Classrooms are all the more important in remote areas in the Philippines, with even wider gaps in geographically-isolated, disadvantaged, and conflict-affected areas, or so-called Last Mile Schools. In these areas, online learning is very far from being a viable option with areas lacking electricity and using makeshift facilities for students. Proper physical classrooms provide students and the community with hope towards a better future.
HOPE’s 100th classroom is located in such an area, at Bagong Silang High School in Sitiong Bagong Silang, General Santos City. It is a 100% Indigenous People School that educates members of both the B’laan and T’boli tribes. Its creation serves the community of 1,260 people and keeps students from having to walk 14 kilometers back and forth, equivalent to a two-hour hike, daily to the nearest high school.
While HOPE’s classroom builds are not exclusive to Last Mile Schools, its nine recent builds were focused in hard-to-reach areas. One of these schools is the Colot S. Aligado Elementary School in General Santos City, South Cotabato. Built in 2019 together with donor Vita Coco, the two-classroom school has given the students a renewed hope for a better life for themselves beyond what their parents have initially imagined.
Teacher Rose, the principal at Colot Elementary School shares, “Ang school dito ay medyo kakaiba kasi yung karanasan po talaga ay napakahirap. Wala po lahat – walang tubig, malayo sa community, walang tanim na maaring kainin ng mga estudyante kasi ang lupa ay napakamabato. Ang gusto ko para sa mga bata ay magkaroon ng makabuluhang kinabukasan kahit na maraming paghahamon dahil ang edukasyon ang susi para makamit ito.”
(“Our school is quite different because the experience here is very difficult. There is a shortage of water, it is far from the community, and planting crops is hard because the soil is rocky.
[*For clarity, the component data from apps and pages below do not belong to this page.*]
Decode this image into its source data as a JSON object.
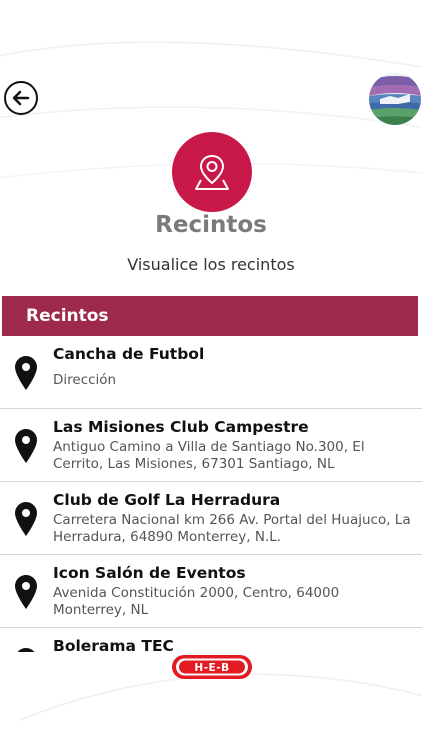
{
  "header": {
    "back_icon": "arrow-left-circle-icon",
    "logo_icon": "handshake-landscape-logo"
  },
  "hero": {
    "icon": "map-pin-location-icon",
    "title": "Recintos",
    "subtitle": "Visualice los recintos"
  },
  "section": {
    "header": "Recintos"
  },
  "venues": [
    {
      "name": "Cancha de Futbol",
      "address": "Dirección"
    },
    {
      "name": "Las Misiones Club Campestre",
      "address": "Antiguo Camino a Villa de Santiago No.300, El Cerrito, Las Misiones, 67301 Santiago, NL"
    },
    {
      "name": "Club de Golf La Herradura",
      "address": "Carretera Nacional km 266 Av. Portal del Huajuco, La Herradura, 64890 Monterrey, N.L."
    },
    {
      "name": "Icon Salón de Eventos",
      "address": "Avenida Constitución 2000, Centro, 64000 Monterrey, NL"
    },
    {
      "name": "Bolerama TEC",
      "address": ""
    }
  ],
  "sponsor": {
    "logo_text": "H-E-B"
  },
  "colors": {
    "accent": "#c8184a",
    "section_header": "#9e2a4b",
    "title_gray": "#7a7a7a"
  }
}
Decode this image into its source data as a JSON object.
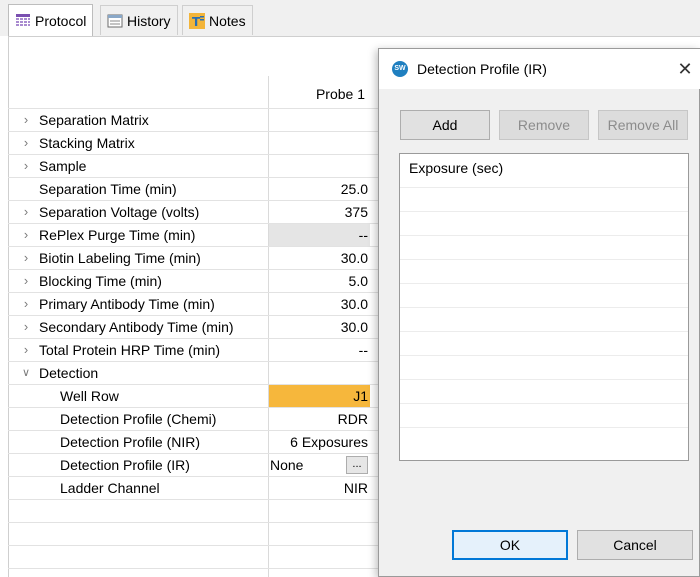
{
  "tabs": [
    {
      "label": "Protocol",
      "icon": "grid-table-icon",
      "active": true
    },
    {
      "label": "History",
      "icon": "history-log-icon",
      "active": false
    },
    {
      "label": "Notes",
      "icon": "notes-t-icon",
      "active": false
    }
  ],
  "table": {
    "column_header": "Probe 1",
    "rows": [
      {
        "label": "Separation Matrix",
        "expandable": true,
        "value": ""
      },
      {
        "label": "Stacking Matrix",
        "expandable": true,
        "value": ""
      },
      {
        "label": "Sample",
        "expandable": true,
        "value": ""
      },
      {
        "label": "Separation Time (min)",
        "expandable": false,
        "value": "25.0"
      },
      {
        "label": "Separation Voltage (volts)",
        "expandable": true,
        "value": "375"
      },
      {
        "label": "RePlex Purge Time (min)",
        "expandable": true,
        "value": "--"
      },
      {
        "label": "Biotin Labeling Time (min)",
        "expandable": true,
        "value": "30.0"
      },
      {
        "label": "Blocking Time (min)",
        "expandable": true,
        "value": "5.0"
      },
      {
        "label": "Primary Antibody Time (min)",
        "expandable": true,
        "value": "30.0"
      },
      {
        "label": "Secondary Antibody Time (min)",
        "expandable": true,
        "value": "30.0"
      },
      {
        "label": "Total Protein HRP Time (min)",
        "expandable": true,
        "value": "--"
      },
      {
        "label": "Detection",
        "expandable": true,
        "expanded": true,
        "value": ""
      },
      {
        "label": "Well Row",
        "value": "J1"
      },
      {
        "label": "Detection Profile (Chemi)",
        "value": "RDR"
      },
      {
        "label": "Detection Profile (NIR)",
        "value": "6 Exposures"
      },
      {
        "label": "Detection Profile (IR)",
        "value": "None",
        "button": "..."
      },
      {
        "label": "Ladder Channel",
        "value": "NIR"
      }
    ]
  },
  "dialog": {
    "title": "Detection Profile (IR)",
    "app_icon_text": "SW",
    "close_glyph": "✕",
    "buttons": {
      "add": "Add",
      "remove": "Remove",
      "remove_all": "Remove All",
      "ok": "OK",
      "cancel": "Cancel"
    },
    "list_header": "Exposure (sec)"
  },
  "colors": {
    "selected_cell": "#f6b73c",
    "disabled_cell": "#e5e5e5",
    "accent": "#0078d7"
  }
}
I long for all of my students to have promising futures despite the challenges, and I know that education is the key to that.”)
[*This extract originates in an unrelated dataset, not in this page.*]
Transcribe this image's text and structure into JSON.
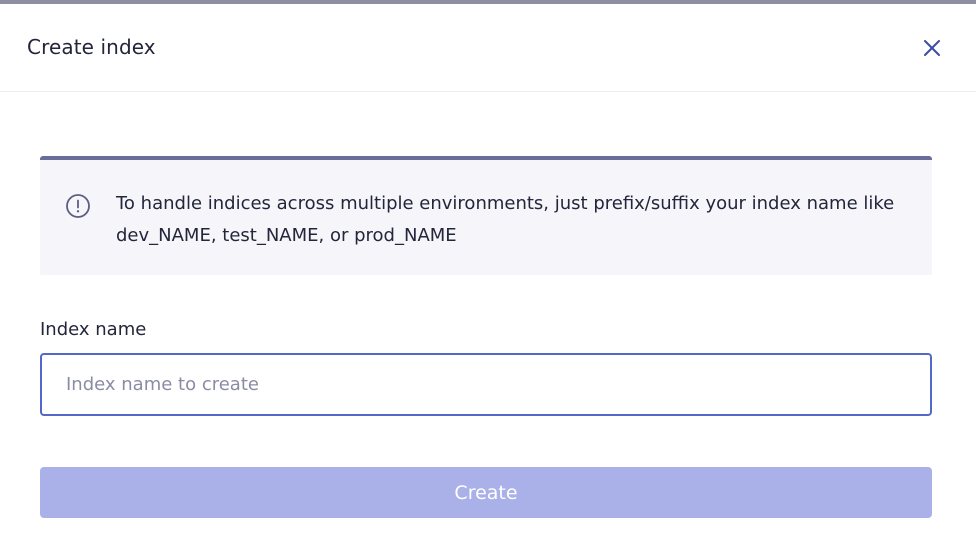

Nicey, a 7th grader from Colot shares, “Ang edukasyon ay pinakaimportante base sa kasabihan na ang kabataan ang pagasa ng bayan. Naniniwala ako doon kasi dapat, habang may buhay, may pagasa. Kailangan po natin mag-aral ng mabuti kahit na gaano kahirap ang buhay. Kailangan talaga natin magtiyaga.”
(“Education is the most important thing, based on the saying that children are the hope of the nation. I believe in that because as long as we have life, there is hope. We need to study hard no matter how difficult life can be. We just have to persevere.)
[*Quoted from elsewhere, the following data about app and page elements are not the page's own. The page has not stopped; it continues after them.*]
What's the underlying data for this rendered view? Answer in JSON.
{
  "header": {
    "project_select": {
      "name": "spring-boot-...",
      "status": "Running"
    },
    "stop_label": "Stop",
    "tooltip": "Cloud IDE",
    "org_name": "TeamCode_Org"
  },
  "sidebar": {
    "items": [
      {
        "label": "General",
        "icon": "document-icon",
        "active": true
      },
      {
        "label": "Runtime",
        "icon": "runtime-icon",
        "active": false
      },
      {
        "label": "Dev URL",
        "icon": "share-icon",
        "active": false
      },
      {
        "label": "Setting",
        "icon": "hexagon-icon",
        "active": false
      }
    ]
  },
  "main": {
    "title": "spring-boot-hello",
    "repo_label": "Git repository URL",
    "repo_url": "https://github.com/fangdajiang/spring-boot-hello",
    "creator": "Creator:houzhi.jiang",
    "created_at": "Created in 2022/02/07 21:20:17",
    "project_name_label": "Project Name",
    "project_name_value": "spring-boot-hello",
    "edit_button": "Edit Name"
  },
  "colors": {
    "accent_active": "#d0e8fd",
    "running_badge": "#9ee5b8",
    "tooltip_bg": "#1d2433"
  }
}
“We have seen the impact of building in areas like these and cannot stress enough the importance to the community of giving children the opportunity to prioritize education,” says HOPE’s founder, Nanette Medved-Po.
HOPE classrooms transcend its importance beyond its original use for lessons and housing books. They hold importance to the community as discussion halls and evacuation centers. They even provide help in hygiene and sanitation as they often are the only facilities available with proper toilets within the area. And for this coming school year, they will also function as information dissemination centers where teachers, parents, and students can visit to keep updated with the new education processes and claim children’s learning modules.
Now, more than ever, despite the uncertainties and challenges surrounding the start of the school year, classrooms serve as tangible reminders to continue educating our youth and providing a better learning environment for a better future for our communities.
Nanette Medved-Po shares, “When the pandemic ends, the issue of classroom shortage remains, and we hope that we don’t just go back to normal but strive for a better future for Filipino children. We are committed to continuing our small contribution to nation building, one classroom at a time.”